February 26, 2019 (Middletown, Conn.) — Students enrolled in the emergency medical technician (EMT) course at Middlesex Community College are among the first in the state to learn how to administer intramuscular (IM) epinephrine by traditional syringe in cases of anaphylaxis. The Connecticut EMS Medical Advisory Committee and the Commissioner of Public Health approved the expanded training program on February 11, 2019, to offset the rising cost and short supply of auto-injectors such as the EpiPen.
“I want to be on the cutting edge of teaching and have the students actually perform the injections in their training,” said Michael Davis, a certified EMT and instructor of the MxCC course. “My goal is to train competent EMTs in the hopes that if I ever need an EMT, I want someone who knows what they are doing.”

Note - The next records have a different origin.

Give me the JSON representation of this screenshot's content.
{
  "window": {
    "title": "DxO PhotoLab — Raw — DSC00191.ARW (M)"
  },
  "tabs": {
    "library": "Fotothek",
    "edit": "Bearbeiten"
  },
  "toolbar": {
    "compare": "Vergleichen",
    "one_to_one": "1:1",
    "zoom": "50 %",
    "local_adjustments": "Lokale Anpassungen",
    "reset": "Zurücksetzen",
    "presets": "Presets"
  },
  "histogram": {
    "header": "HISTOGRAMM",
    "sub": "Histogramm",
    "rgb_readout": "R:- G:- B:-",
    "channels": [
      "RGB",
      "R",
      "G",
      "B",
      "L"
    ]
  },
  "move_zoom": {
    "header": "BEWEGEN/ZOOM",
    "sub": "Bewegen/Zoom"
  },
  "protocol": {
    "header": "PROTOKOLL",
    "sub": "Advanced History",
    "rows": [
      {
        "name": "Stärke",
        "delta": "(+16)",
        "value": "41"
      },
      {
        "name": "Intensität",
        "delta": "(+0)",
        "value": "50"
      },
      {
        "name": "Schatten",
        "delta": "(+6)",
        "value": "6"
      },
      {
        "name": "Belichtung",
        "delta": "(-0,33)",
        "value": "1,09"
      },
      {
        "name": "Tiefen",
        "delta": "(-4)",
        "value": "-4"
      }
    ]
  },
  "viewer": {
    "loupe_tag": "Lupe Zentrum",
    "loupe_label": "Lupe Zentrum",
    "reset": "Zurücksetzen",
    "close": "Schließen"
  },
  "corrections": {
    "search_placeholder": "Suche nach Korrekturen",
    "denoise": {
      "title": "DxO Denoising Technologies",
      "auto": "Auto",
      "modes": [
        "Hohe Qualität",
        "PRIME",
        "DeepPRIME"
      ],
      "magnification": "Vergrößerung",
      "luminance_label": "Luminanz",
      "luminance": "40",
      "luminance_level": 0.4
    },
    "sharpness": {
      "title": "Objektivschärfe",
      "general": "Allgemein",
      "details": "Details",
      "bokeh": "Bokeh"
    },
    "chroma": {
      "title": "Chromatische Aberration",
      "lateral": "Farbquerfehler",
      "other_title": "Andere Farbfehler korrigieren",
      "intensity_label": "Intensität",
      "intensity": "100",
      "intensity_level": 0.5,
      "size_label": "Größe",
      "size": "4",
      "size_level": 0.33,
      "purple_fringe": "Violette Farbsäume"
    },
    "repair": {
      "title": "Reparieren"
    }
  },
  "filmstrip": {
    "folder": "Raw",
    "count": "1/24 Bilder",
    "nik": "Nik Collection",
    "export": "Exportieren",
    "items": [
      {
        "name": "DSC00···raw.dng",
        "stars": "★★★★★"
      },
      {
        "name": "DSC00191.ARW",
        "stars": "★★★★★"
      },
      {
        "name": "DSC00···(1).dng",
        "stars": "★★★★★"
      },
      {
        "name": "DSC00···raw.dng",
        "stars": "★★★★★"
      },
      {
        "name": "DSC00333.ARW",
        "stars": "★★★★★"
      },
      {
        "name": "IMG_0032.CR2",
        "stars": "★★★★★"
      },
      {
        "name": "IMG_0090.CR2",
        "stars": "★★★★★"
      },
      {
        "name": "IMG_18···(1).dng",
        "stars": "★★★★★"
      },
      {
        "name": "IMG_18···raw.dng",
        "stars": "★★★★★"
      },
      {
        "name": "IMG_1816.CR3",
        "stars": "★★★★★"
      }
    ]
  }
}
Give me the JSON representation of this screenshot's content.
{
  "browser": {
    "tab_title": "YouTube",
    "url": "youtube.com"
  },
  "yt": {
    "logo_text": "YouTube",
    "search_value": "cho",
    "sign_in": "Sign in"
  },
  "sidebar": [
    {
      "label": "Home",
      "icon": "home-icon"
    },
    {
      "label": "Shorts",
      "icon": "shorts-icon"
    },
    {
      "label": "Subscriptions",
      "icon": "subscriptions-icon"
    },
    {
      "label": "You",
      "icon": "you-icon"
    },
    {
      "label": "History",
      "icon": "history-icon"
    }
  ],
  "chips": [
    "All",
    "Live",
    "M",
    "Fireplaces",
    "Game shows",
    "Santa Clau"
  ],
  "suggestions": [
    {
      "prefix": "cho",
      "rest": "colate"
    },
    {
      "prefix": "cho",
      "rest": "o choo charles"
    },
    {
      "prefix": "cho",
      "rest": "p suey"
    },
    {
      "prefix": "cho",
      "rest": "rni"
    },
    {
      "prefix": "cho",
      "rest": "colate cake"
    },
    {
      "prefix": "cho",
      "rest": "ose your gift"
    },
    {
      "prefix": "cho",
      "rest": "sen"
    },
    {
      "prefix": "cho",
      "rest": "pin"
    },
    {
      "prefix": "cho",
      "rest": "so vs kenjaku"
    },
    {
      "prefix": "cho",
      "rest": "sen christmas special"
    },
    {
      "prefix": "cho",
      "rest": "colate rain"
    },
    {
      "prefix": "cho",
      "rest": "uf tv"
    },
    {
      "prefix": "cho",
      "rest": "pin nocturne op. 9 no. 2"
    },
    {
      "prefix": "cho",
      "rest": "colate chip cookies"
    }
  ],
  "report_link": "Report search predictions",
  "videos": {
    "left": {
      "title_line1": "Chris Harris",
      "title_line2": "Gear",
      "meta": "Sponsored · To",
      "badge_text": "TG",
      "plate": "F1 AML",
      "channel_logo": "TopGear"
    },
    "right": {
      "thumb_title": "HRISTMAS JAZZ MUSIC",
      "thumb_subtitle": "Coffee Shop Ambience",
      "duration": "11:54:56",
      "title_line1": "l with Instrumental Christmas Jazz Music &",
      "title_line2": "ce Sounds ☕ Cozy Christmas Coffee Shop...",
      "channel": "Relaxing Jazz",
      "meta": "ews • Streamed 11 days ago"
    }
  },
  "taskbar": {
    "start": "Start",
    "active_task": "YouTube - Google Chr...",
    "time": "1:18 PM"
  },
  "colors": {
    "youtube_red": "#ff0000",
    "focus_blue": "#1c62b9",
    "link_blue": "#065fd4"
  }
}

Davis, who has more than 25 years of experience,worked with Middlesex Health to immediately implement the training during his semester-long EMT course. Davis and licensed paramedic Brandon Curtis led a hands-on demonstration for the class of 16 people on February 25. The students used professional syringes, vials, and ampules filled with simulated medication to replicate the injections on skin pads made with rubber latex. IM by syringe and auto-injectors are normally applied to the patient’s outer thigh area.
“It is nice to do this and not have to spend so much money,” said Annie Bill, a student from Lyme, Conn., who enrolled in the EMT course to supplement her application to the United States Coast Guard.
The EMT certification course at Middlesex Community College is designed for anyone aged 16 and over who is interested in learning more about the emergency response system and in caring for patients in an ambulance en route to the hospital. Using real equipment, students gain the basic knowledge and skills necessary to provide patient care and transportation to sick and injured patients.
Middlesex Community College is also one of 10 EMT certification testing sites in Connecticut. The practical exams are developed by the National Registry of Medical Technicians (NREMT) for students who have successfully completed approved EMT training anywhere in the state.
Anaphylaxis is a state of severe allergic reaction, such as from a bee sting, which requires immediate treatment. The medication epinephrine is a form of adrenaline that is used to reverse symptoms within minutes.
For more information about the MxCC EMT course, please visit https://mxcc.edu/ce/courses/emt.
Since 1966, Middlesex Community College has provided high-quality, affordable, and accessible education to a diverse population, enhancing the strengths of individuals through degree, certificate, and lifelong learning programs that lead to university transfer, employment, and an enriched awareness of our shared responsibilities as global citizens. A part of the Connecticut State Colleges and Universities system, MxCC offers more than 70 degree or certificate programs at the main 35-acre campus in Middletown, MxCC@Platt in Meriden, and online.